# Web page and app entries
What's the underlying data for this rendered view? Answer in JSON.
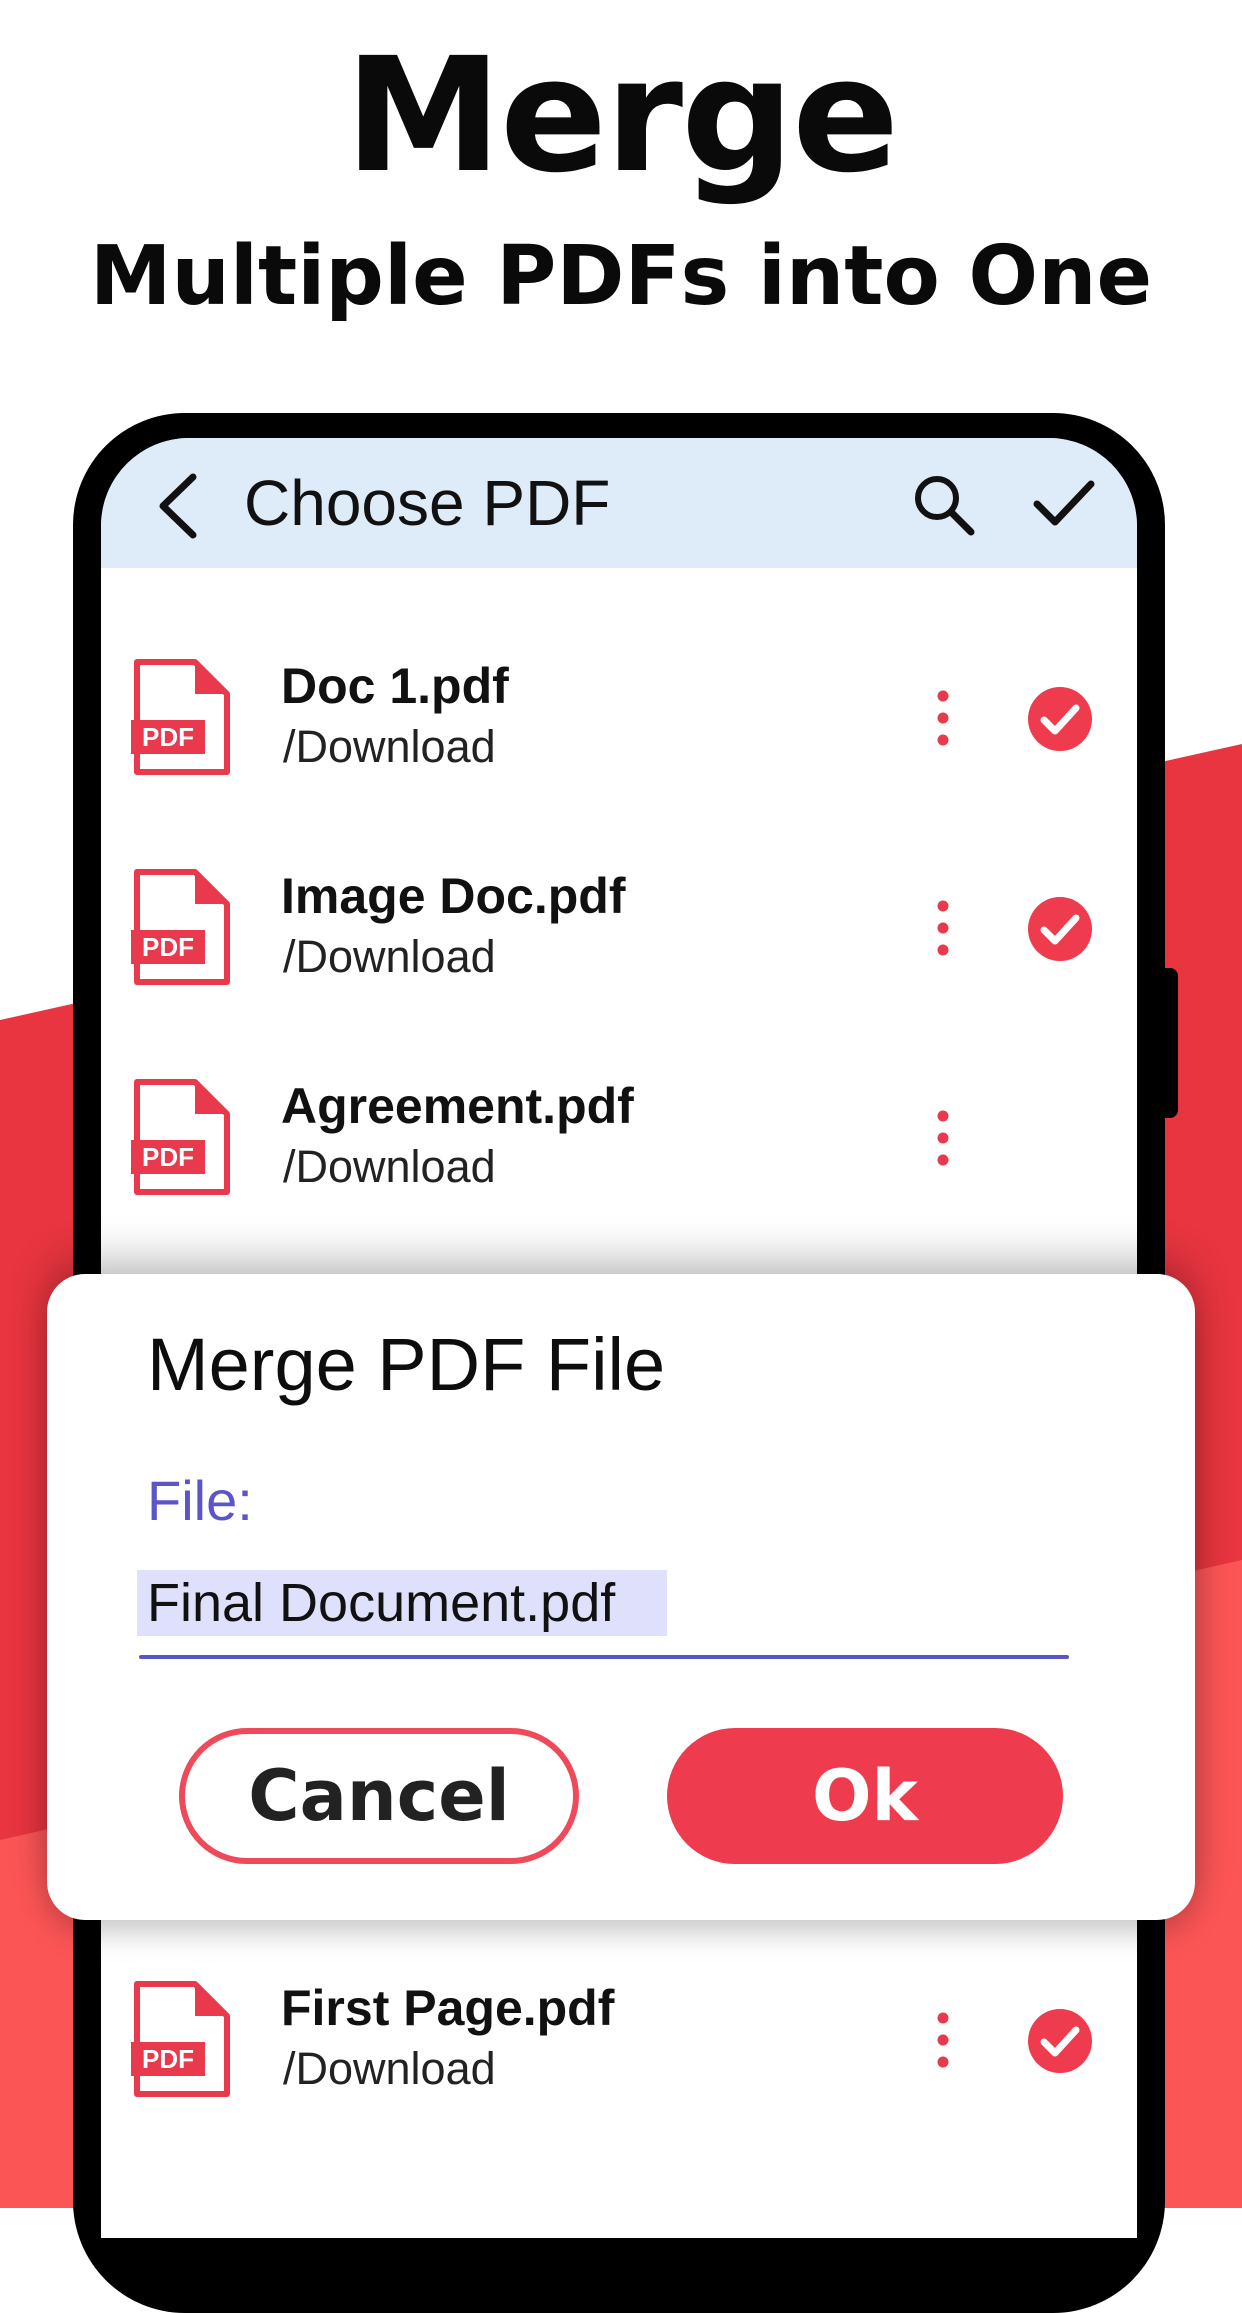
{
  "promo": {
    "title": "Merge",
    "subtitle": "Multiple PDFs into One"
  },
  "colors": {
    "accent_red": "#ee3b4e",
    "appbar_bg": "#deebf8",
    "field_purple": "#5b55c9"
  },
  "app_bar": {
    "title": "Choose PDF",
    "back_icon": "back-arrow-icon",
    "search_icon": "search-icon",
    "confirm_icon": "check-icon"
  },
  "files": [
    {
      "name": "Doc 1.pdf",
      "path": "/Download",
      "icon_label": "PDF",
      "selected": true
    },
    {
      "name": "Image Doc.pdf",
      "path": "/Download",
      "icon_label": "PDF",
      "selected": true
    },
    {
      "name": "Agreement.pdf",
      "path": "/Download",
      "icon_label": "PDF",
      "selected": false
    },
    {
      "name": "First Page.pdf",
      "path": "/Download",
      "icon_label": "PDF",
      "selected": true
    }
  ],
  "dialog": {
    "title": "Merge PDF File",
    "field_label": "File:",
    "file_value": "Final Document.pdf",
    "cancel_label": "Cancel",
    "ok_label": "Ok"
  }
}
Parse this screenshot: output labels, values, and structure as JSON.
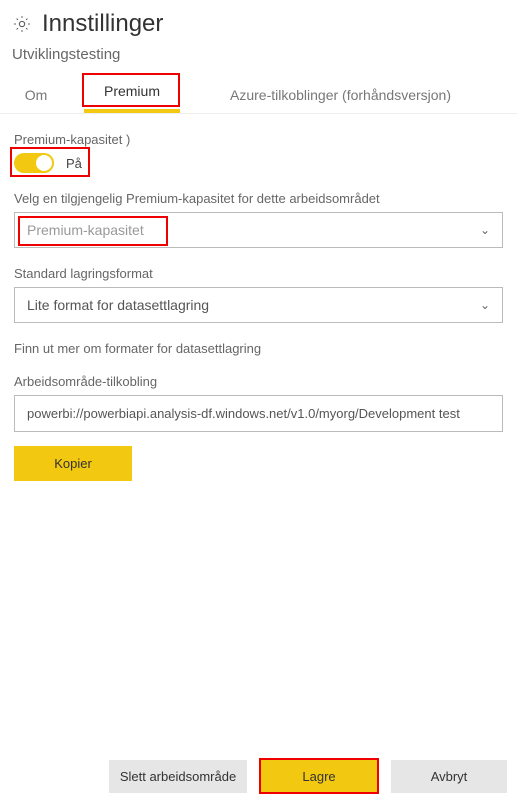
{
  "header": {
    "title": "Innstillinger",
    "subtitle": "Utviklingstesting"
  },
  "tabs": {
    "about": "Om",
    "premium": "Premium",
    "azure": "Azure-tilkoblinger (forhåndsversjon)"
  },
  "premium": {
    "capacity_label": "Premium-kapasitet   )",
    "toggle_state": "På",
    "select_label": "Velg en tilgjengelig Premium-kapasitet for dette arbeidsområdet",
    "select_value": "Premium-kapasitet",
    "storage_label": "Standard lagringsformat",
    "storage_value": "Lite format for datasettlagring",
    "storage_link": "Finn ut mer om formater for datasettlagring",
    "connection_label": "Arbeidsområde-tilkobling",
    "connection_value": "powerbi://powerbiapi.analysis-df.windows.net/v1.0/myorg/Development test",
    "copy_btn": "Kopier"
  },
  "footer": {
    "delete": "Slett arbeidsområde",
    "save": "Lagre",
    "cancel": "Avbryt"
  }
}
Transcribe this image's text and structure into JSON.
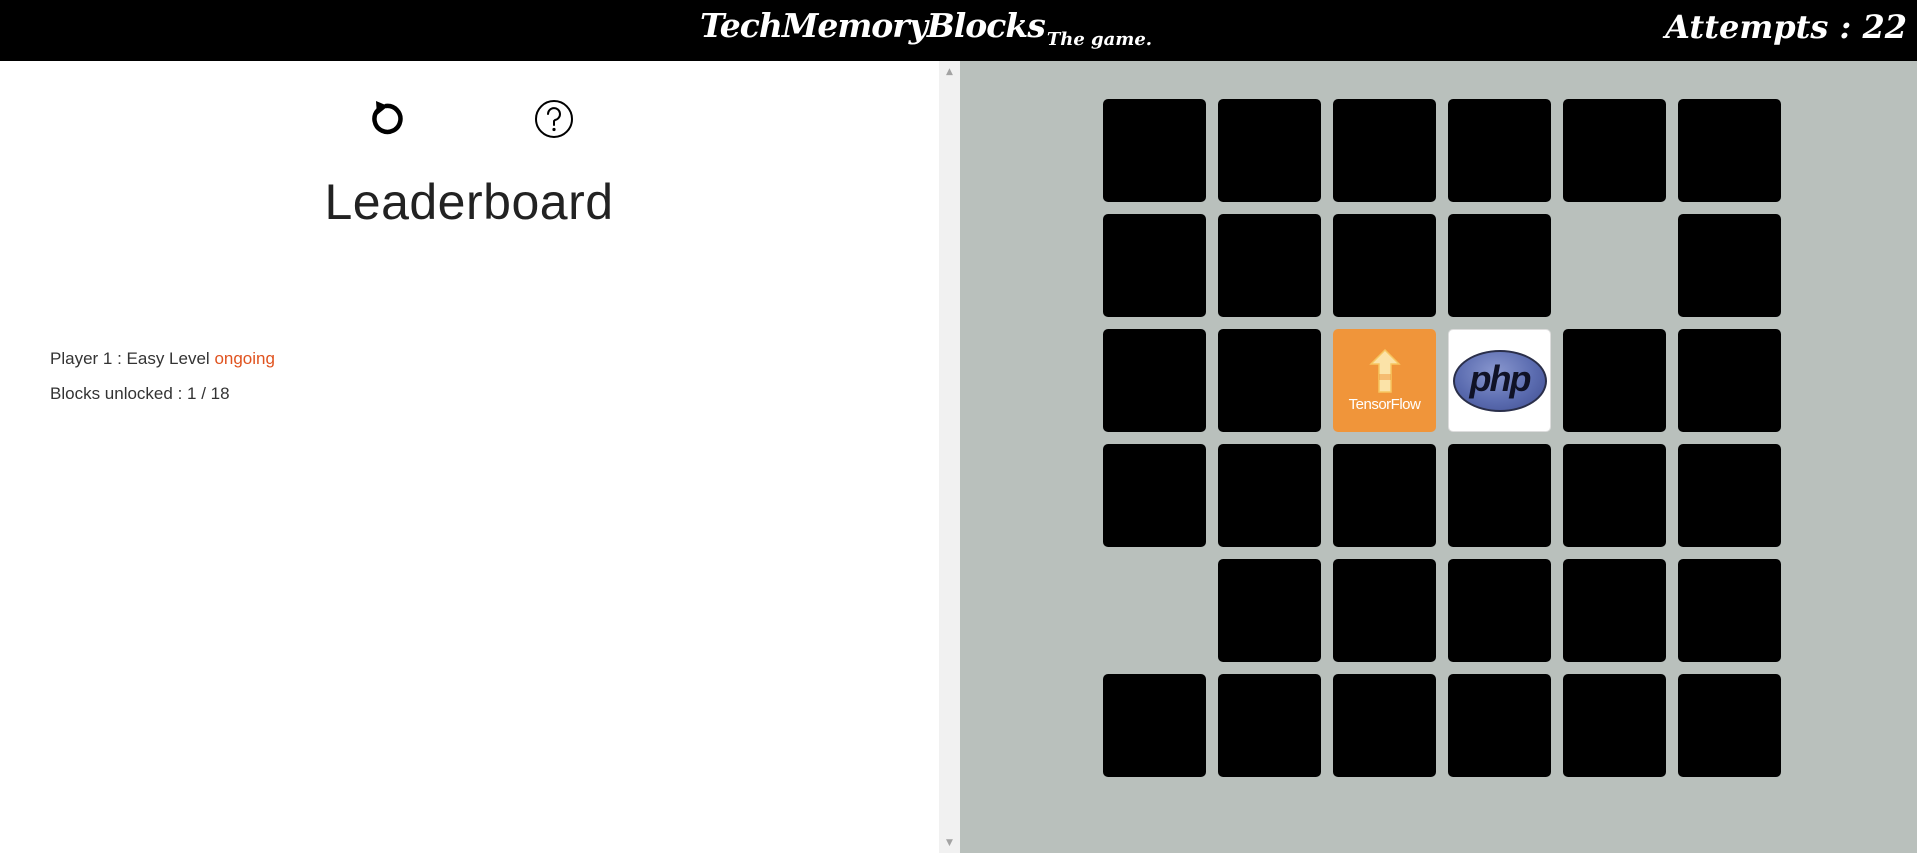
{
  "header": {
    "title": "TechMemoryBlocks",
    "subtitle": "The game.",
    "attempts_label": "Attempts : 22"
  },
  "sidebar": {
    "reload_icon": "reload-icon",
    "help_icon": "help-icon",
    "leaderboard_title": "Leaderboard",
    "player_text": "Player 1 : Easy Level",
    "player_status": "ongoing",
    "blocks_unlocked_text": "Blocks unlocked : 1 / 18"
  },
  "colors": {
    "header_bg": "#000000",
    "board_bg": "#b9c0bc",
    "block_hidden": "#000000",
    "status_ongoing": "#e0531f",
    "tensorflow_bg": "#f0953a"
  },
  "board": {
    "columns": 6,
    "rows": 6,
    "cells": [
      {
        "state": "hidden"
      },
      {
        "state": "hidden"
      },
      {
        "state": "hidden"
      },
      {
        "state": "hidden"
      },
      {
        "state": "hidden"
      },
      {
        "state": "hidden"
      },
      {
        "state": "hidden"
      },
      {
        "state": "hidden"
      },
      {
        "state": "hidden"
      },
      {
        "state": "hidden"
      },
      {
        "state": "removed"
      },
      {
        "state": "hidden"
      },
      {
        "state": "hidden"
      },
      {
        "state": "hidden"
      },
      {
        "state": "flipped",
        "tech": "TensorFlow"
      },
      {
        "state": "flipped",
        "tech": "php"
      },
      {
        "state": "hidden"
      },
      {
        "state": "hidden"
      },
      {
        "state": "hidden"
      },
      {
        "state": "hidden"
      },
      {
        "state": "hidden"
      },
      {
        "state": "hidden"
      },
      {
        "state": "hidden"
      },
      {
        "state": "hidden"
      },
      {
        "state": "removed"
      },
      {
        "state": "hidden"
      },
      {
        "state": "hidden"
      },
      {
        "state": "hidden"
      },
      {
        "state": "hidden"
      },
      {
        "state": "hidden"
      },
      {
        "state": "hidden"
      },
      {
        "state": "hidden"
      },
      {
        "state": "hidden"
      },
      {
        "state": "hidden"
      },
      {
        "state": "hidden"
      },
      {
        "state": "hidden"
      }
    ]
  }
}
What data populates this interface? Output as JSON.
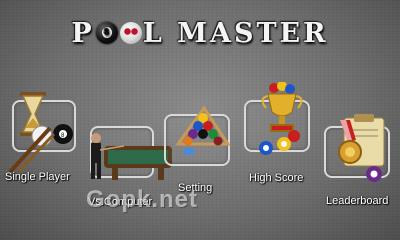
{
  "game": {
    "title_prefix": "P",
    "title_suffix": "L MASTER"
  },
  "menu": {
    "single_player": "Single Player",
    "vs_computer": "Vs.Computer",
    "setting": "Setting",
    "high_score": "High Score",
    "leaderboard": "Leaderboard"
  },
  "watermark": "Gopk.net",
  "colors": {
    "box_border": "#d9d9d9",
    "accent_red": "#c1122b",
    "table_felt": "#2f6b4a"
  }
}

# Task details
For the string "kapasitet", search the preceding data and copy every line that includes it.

# Completed task
    "capacity_label": "Premium-kapasitet   )",
    "select_label": "Velg en tilgjengelig Premium-kapasitet for dette arbeidsområdet",
    "select_value": "Premium-kapasitet",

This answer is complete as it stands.